Adolf Loos. Portrait By Oskar Kokoschka, Vienna, 1909
From his vantage point in the Austro-Hungarian monarchy, Loos' view of the English remained idealised, and his praise unqualified. Loos' dedicated Anglophilia was not for the 'vernacular' of the Arts and Crafts movement but for a deep love of nature, emancipated craftsmen, furniture, fashion, habits of eating and dwelling.
Equally, for Loos America was a myth of democracy attained, a Europe emancipated and a pragmatic culture free of hypocrisy. This was a view which many of his generation shared. He visited the Colombian World Exhibition in Chicago in 1893: he became familiar with the early skyscrapers of New York and of the Chicago School and with the writing of Louis Sullivan.
Loos disagreed profoundly on theoretical grounds with the Secessionists, with the Wiener Werkstätte, and with the Deutscher Werkbund.

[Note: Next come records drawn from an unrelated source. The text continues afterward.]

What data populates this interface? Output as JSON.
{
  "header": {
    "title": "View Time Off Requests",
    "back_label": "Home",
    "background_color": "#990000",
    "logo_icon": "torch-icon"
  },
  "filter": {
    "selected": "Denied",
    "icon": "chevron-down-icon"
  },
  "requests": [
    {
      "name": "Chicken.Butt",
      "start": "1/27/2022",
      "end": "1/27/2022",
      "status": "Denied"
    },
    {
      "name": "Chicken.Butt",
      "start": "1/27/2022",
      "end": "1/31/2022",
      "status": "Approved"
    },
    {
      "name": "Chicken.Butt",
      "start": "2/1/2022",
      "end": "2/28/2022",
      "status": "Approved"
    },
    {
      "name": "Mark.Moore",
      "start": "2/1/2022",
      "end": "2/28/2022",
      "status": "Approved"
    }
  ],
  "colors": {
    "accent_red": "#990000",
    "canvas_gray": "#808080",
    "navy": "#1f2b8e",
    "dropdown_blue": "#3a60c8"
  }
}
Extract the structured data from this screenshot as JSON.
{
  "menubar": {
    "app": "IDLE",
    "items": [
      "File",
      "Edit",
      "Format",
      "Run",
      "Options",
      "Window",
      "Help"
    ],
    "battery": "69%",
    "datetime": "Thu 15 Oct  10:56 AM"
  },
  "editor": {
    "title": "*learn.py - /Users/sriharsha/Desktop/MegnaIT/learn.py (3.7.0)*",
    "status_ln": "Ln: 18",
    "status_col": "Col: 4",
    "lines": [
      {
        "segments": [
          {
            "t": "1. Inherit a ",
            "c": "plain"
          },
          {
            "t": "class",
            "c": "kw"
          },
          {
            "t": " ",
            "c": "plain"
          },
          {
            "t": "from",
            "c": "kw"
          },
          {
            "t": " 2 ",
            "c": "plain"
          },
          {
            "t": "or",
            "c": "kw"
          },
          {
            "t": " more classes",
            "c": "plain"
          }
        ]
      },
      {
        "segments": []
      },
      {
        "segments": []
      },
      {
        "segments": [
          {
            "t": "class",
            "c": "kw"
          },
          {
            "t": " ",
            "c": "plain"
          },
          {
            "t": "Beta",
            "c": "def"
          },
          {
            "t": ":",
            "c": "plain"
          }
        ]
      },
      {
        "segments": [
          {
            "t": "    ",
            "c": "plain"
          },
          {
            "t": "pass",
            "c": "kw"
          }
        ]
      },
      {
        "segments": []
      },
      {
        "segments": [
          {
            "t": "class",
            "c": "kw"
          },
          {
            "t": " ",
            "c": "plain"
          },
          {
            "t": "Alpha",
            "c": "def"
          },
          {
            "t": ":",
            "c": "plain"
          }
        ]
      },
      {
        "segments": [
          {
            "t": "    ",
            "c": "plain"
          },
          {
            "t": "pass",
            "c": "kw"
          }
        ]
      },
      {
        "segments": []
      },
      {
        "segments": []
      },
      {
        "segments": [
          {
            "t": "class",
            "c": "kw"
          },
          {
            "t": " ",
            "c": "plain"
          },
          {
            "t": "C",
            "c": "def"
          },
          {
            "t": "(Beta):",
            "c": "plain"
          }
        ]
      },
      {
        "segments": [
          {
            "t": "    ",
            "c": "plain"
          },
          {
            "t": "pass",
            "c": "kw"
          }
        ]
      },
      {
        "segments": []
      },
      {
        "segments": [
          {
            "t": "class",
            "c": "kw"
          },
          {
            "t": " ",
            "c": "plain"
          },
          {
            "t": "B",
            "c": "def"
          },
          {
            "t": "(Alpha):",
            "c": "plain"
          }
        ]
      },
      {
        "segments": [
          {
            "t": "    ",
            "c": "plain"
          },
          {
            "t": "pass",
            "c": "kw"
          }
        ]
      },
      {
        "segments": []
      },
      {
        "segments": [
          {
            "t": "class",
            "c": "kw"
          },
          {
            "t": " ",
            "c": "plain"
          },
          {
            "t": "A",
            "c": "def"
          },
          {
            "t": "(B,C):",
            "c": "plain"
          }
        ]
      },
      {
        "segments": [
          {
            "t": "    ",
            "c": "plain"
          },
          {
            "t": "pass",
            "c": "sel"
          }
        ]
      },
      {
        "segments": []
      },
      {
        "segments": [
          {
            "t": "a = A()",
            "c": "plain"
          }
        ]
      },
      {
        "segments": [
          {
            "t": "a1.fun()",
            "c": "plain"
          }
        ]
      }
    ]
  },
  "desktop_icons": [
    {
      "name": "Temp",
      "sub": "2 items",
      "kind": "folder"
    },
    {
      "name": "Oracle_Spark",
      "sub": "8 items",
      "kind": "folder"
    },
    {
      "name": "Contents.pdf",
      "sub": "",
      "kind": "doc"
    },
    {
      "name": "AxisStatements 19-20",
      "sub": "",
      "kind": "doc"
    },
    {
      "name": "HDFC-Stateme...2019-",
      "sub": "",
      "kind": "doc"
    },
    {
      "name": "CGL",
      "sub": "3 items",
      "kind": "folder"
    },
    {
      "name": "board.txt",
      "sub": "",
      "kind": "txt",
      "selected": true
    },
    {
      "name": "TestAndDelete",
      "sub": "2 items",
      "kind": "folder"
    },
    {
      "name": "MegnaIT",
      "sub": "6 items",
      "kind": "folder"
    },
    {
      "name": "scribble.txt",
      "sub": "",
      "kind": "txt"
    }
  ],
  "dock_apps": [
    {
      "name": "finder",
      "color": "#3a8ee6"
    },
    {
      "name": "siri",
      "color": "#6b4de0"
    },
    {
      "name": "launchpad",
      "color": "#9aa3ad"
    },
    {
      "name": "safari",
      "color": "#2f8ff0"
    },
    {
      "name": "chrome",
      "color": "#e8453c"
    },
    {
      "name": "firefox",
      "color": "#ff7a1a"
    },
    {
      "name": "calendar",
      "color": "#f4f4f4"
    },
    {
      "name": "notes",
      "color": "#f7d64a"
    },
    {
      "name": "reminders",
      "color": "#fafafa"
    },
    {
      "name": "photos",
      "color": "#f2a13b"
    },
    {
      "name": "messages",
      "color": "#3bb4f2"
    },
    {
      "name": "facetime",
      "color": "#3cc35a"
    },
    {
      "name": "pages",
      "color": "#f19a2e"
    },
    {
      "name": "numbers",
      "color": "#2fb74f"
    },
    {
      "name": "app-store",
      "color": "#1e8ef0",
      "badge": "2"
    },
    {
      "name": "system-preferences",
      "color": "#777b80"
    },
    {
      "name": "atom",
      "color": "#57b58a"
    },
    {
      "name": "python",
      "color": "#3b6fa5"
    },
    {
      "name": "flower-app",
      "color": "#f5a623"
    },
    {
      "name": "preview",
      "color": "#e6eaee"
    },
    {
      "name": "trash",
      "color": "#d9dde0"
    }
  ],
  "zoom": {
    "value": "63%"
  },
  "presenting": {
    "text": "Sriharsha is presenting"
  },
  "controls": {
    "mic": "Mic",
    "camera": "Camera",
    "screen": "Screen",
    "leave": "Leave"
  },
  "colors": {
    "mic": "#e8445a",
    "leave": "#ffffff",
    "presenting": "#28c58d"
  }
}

In the aftermath of the First World War and transition from a constitutional monarchy to a republic, the Social Democratic leaders of the City of Vienna tried to overcome the chronic shortage of housing. Loos was appointed as the chief architect of the communal housing. Failing to ward off the inflated iconography of the Hof (which was over-sized and unsuitable for living in), as his own alternative proposals were rejected, Loos became disillusioned.
In 1922 he moved to Paris. with his close friend Schoenberg and with the Parisian 'avant-garder' - in particular Marcel Duchamp, the group engaged in editing 'L'Esprit Nouveau', and the architect Charles-Édouard Jeanneret (Le Corbusier). Loos found a congenial personal environment, although not the ability to realise his larger projects.